FHSU Muslim students host Ramadan feast to celebrate and educate


Wednesday’s Ramadan feast was not only a way for Muslim students and community members to celebrate the holy month together, but also a way for others to learn about the period of fasting and what it means for those who participate.

Isatou Suso introduces the guests with a presentation to the Ramadan Feast.

Ramadan is a period of fasting observed by Muslims, in which they do not eat or drink starting when the sun rises and ending when the sun sets. They also focus on worship, charity and spending time with family and friends.

Hosted by the Fort Hays State University campus Muslim Student Association, the feast began with opening remarks and a recitation of several passages from the Quran, which explain the concept of Ramadan, the benefits of fasting and who is allowed to abstain from fasting. 

“I hope you will find this event informative, inspiring and engaging,” said MSA member Isatou Suso during the opening remarks. “Let us take this opportunity to build new relationships, make many new connections and have an enjoyable time together.”

Before sundown –when the food was served and those fasting were able to eat– MSA President, Abubakar Sani, gave an informational presentation about Ramadan.

“We decided to organize this program as a form of awareness,” Sani told Tiger Media Network. “This month is all about fasting. Most students don’t know what fasting is so we took it upon ourselves to educate people on what fasting means and how we can accommodate students and employees during that period.” 

Sani’s presentation included information on the basics of Ramadan, such as what it is, when it is, why it is celebrated, the importance of fasting and what non-Muslims should take into consideration during the month. 

“It is a period of slowing down, reflecting on one’s life and trying to better ourselves spiritually,” Sani told attendees.   

This year, the fasting takes place from March 23 to April 20. The dates change each year because the Islamic calendar is lunar.

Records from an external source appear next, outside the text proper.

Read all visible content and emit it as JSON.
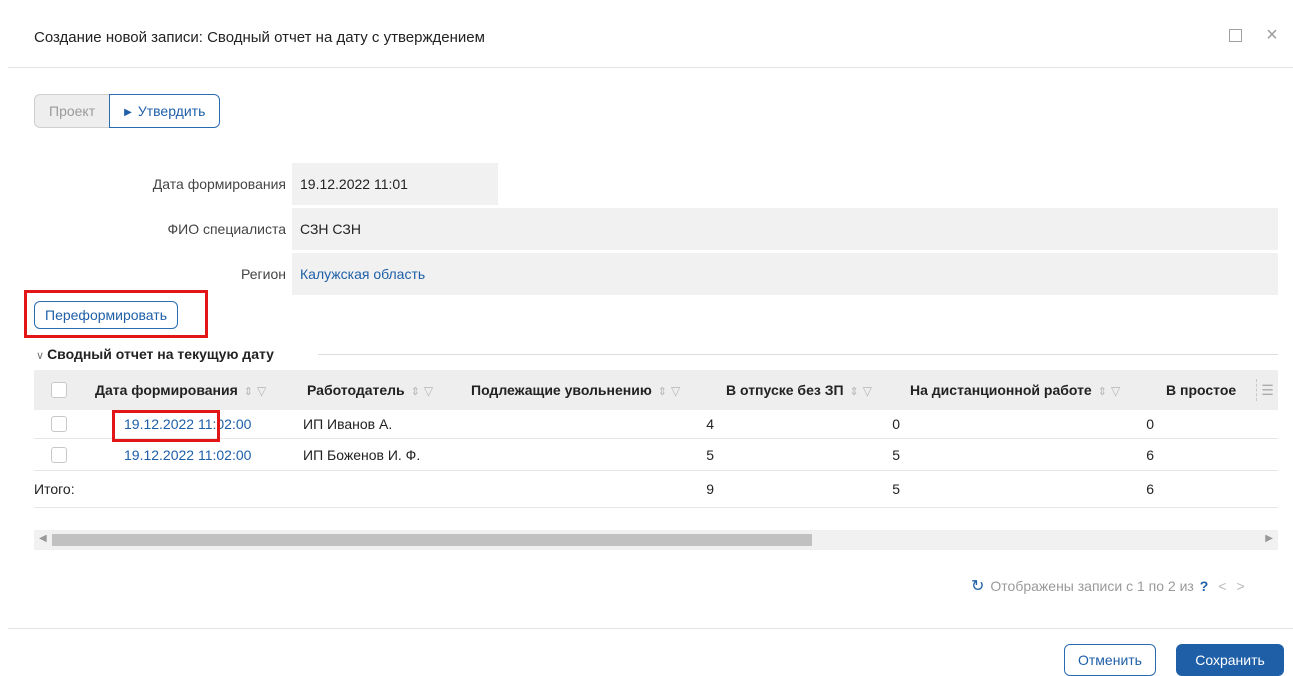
{
  "dialog": {
    "title": "Создание новой записи: Сводный отчет на дату с утверждением",
    "maximize_icon": "maximize-icon",
    "close_icon": "close-icon",
    "close_glyph": "×"
  },
  "states": {
    "draft_label": "Проект",
    "approve_label": "Утвердить",
    "approve_glyph": "▶"
  },
  "fields": [
    {
      "label": "Дата формирования",
      "value": "19.12.2022 11:01"
    },
    {
      "label": "ФИО специалиста",
      "value": "СЗН СЗН"
    },
    {
      "label": "Регион",
      "value": "Калужская область"
    }
  ],
  "reform_button": "Переформировать",
  "section": {
    "chevron": "∨",
    "title": "Сводный отчет на текущую дату"
  },
  "table": {
    "columns": [
      "Дата формирования",
      "Работодатель",
      "Подлежащие увольнению",
      "В отпуске без ЗП",
      "На дистанционной работе",
      "В простое"
    ],
    "sort_glyph": "⇕",
    "filter_glyph": "▽",
    "menu_glyph": "☰",
    "rows": [
      {
        "date": "19.12.2022 11:02:00",
        "employer": "ИП Иванов А.",
        "dismissal": "4",
        "unpaid_leave": "0",
        "remote": "0"
      },
      {
        "date": "19.12.2022 11:02:00",
        "employer": "ИП Боженов И. Ф.",
        "dismissal": "5",
        "unpaid_leave": "5",
        "remote": "6"
      }
    ],
    "total": {
      "label": "Итого:",
      "dismissal": "9",
      "unpaid_leave": "5",
      "remote": "6"
    }
  },
  "pager": {
    "refresh_glyph": "↻",
    "text": "Отображены записи с 1 по 2 из",
    "unknown": "?",
    "prev": "<",
    "next": ">"
  },
  "footer": {
    "cancel_label": "Отменить",
    "save_label": "Сохранить"
  },
  "colors": {
    "accent": "#1e5fa8",
    "highlight": "#e21616"
  }
}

Ramadan is celebrated during the time that Muslims believe the Quran was first revealed to the prophet Mohammed. They fast in order to become closer to Allah and the Quran, cultivate good character and increase willpower and generosity. 

Sani also discussed how others can accommodate fasting employees and students. Much of it was just awareness, such as considering adjustments to schedules for prayer and worship. It was also suggested to consider joining friends for a fast-breaking dinner, if they extend an invitation. 

The fast-breaking dinner was another important part of Wednesday’s event.

“It is advised in Islam to break the fast with friends and everyone, so that was why we decided to organize this big event,” Sani said.

MSA President Abubakar Sani introduces the crowd to the basics of Ramadan; how and when it is celebrated.

Similar events will hopefully happen in the future. MSA supervisor Bader Abukhodair spoke about the importance of diverse events on campus.

“A lot of cultures are different,” he said. “I’m having some food (here) for the first time, I haven’t had it before. It is really important to share different cultures to open up to other diversified students on campus. We try, through MSA as well as the International Student Services, to get funds to do more activities for the next year.”

While Sani and Suso both recommended talking to Muslims to learn more about Ramadan, Suso specifically mentioned Imams, what she called the equivalent to a pastor.

“Any Muslim could be doing Ramadan but not understand in detail why we do it,” she said. “So I would try to find someone with knowledge, like an Imam, that will give you a better perspective of what Ramadan is.”

More information about MSA can be found on their TigerLink page, and more details on Ramadan can be found here